When looking at the pharmacogenetics results the genes evaluated are categorized into how they affect metabolism.

  • Ultrarapid metabolizer – Highly increased activity
  • Rapid metabolizer – Increased activity
  • Normal metabolizer – Fully functional activity
  • Intermediate metabolizer – decreased activity
  • Poor metabolizer – Little or no activity

The type of metabolizer indicates how a gene product functions, not whether the medicine connected to it will work. The gene product then will affect the medication. Medicines are changed by your body through various processes. Sometimes this change activates the medication, and other times it inactivates the medication.


  • Clopidogrel, or Plavix, requires activation by the body. If CYP2C19, a gene, is found to be an intermediate or poor metabolizer, then clopidogrel is not recommended because it will be ineffective.
  • Meclizine, also known as Antivert, may need dosage adjustments in patients based on their CYP2D6 activity. One patient may find a small dose is effective, and another may find that they need a larger dose for any effect.

What makes pharmacogenetics testing so clinically relevant?

Pharmacogenetics, the science of how our bodies process medications, is continuing to grow. The more we learn, the more we realize that multiple medications are processed differently in different individuals. Knowing ahead of time how our body will react to a medication can help prescribers choose medicines based on the individual.

All new drugs in development are required to run pharmacogenetic testing. Part of this requirement is to distinguish if efficacy and/or side effects is a factor of the individual’s pharmacogenetics. This testing helps determine any issues that may arise besides regular population profiling based on ethnicity, gender, or age. Pharmacogenetic testing specifically focuses on aiding in the selection of therapeutics.

Pharmacogenetic information on multiple medications is already known and available. Including this knowledge when prescribing therapies can greatly improve patient outcomes. Hippocrates’ Oath states, “I will offer those who suffer all my attention, my science, and my love.” This science, then, should be applied as often as possible. Pharmacogenetic testing is now available in an affordable, easy-to-do, and easy-to-comprehend test.

Why is pharmacogenetics important?

Personalized medicine customizes treatment based on the individual. Treatment is based on each person’s uniqueness including ethnicity, gender, genes, environment, diet, lifestyle, and more. Looking at an individual’s pharmacogenetic profile is a part of personalized medicine.

Pharmacogenetics improves outcomes by predicting the drug response when incorporated into the medical decision-making process. Patients experience better symptom control, reduced side effects, greater adherence, and reduced time to optimal therapy.

Cost is a major factor for patients. Medication prices are rising, insurance prices are rising, and the economy is not keeping up. Patients are starting to have to decide whether to take their medication or pay their bills or eat.
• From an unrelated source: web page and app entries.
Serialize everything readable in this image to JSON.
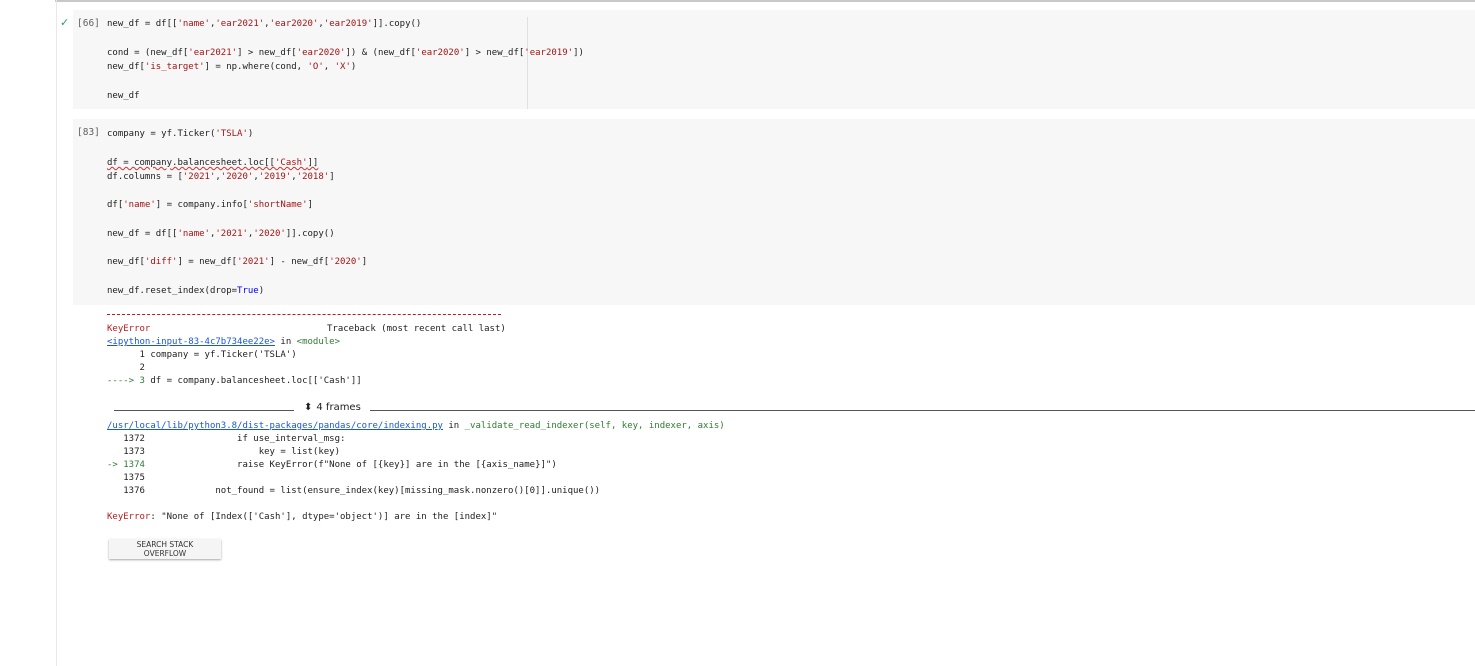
{
  "cell66": {
    "exec_count": "[66]",
    "line1_a": "new_df = df[[",
    "line1_s1": "'name'",
    "line1_b": ",",
    "line1_s2": "'ear2021'",
    "line1_c": ",",
    "line1_s3": "'ear2020'",
    "line1_d": ",",
    "line1_s4": "'ear2019'",
    "line1_e": "]].copy()",
    "line2_a": "cond = (new_df[",
    "line2_s1": "'ear2021'",
    "line2_b": "] > new_df[",
    "line2_s2": "'ear2020'",
    "line2_c": "]) & (new_df[",
    "line2_s3": "'ear2020'",
    "line2_d": "] > new_df[",
    "line2_s4": "'ear2019'",
    "line2_e": "])",
    "line3_a": "new_df[",
    "line3_s1": "'is_target'",
    "line3_b": "] = np.where(cond, ",
    "line3_s2": "'O'",
    "line3_c": ", ",
    "line3_s3": "'X'",
    "line3_d": ")",
    "line4": "new_df"
  },
  "cell83": {
    "exec_count": "[83]",
    "l1_a": "company = yf.Ticker(",
    "l1_s": "'TSLA'",
    "l1_b": ")",
    "l2_a": "df = company.balancesheet.loc[[",
    "l2_s": "'Cash'",
    "l2_b": "]]",
    "l3_a": "df.columns = [",
    "l3_s1": "'2021'",
    "l3_b": ",",
    "l3_s2": "'2020'",
    "l3_c": ",",
    "l3_s3": "'2019'",
    "l3_d": ",",
    "l3_s4": "'2018'",
    "l3_e": "]",
    "l4_a": "df[",
    "l4_s1": "'name'",
    "l4_b": "] = company.info[",
    "l4_s2": "'shortName'",
    "l4_c": "]",
    "l5_a": "new_df = df[[",
    "l5_s1": "'name'",
    "l5_b": ",",
    "l5_s2": "'2021'",
    "l5_c": ",",
    "l5_s3": "'2020'",
    "l5_d": "]].copy()",
    "l6_a": "new_df[",
    "l6_s1": "'diff'",
    "l6_b": "] = new_df[",
    "l6_s2": "'2021'",
    "l6_c": "] - new_df[",
    "l6_s3": "'2020'",
    "l6_d": "]",
    "l7_a": "new_df.reset_index(drop=",
    "l7_kw": "True",
    "l7_b": ")"
  },
  "output": {
    "error_name": "KeyError",
    "traceback_header": "Traceback (most recent call last)",
    "frame1_link": "<ipython-input-83-4c7b734ee22e>",
    "frame1_in": " in ",
    "frame1_module": "<module>",
    "frame1_l1": "      1 company = yf.Ticker('TSLA')",
    "frame1_l2": "      2 ",
    "frame1_arrow": "----> 3",
    "frame1_l3": " df = company.balancesheet.loc[['Cash']]",
    "frames_label": "4 frames",
    "frame2_link": "/usr/local/lib/python3.8/dist-packages/pandas/core/indexing.py",
    "frame2_in": " in ",
    "frame2_func": "_validate_read_indexer(self, key, indexer, axis)",
    "frame2_l1": "   1372                 if use_interval_msg:",
    "frame2_l2": "   1373                     key = list(key)",
    "frame2_arrow": "-> 1374",
    "frame2_l3": "                 raise KeyError(f\"None of [{key}] are in the [{axis_name}]\")",
    "frame2_l4": "   1375 ",
    "frame2_l5": "   1376             not_found = list(ensure_index(key)[missing_mask.nonzero()[0]].unique())",
    "final_error_name": "KeyError",
    "final_error_msg": ": \"None of [Index(['Cash'], dtype='object')] are in the [index]\"",
    "so_button": "SEARCH STACK OVERFLOW"
  }
}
Pharmacogenetics testing is an investment that ultimately reduces costs. Insurance costs are reduced because of the reduction of medication errors, reduction of hospitalizations, and improved patient outcomes. Patient costs are reduced because of the reduction of trial and error, reduced need for multiple medicines, multiple doctor visits, and multiple tests. Reduced costs are also due to the increased adherence to medications since there are reduced side effects. Patients and companies also save money by reducing the number of days missed from work.

Pharmacogenetic testing can improve trust between patients and providers. When a patient understands their provider is truly picking the best medication, the patient will be more likely to adhere to the medication and to listen to the advice of the prescriber. This then again leads to better patient outcomes as well as improved patient/provider relationships.

ClarityX offers pharmacogenetic testing. The ClarityX test provides information on more than 265 FDA-approved medications, an analysis of your current regimen and more.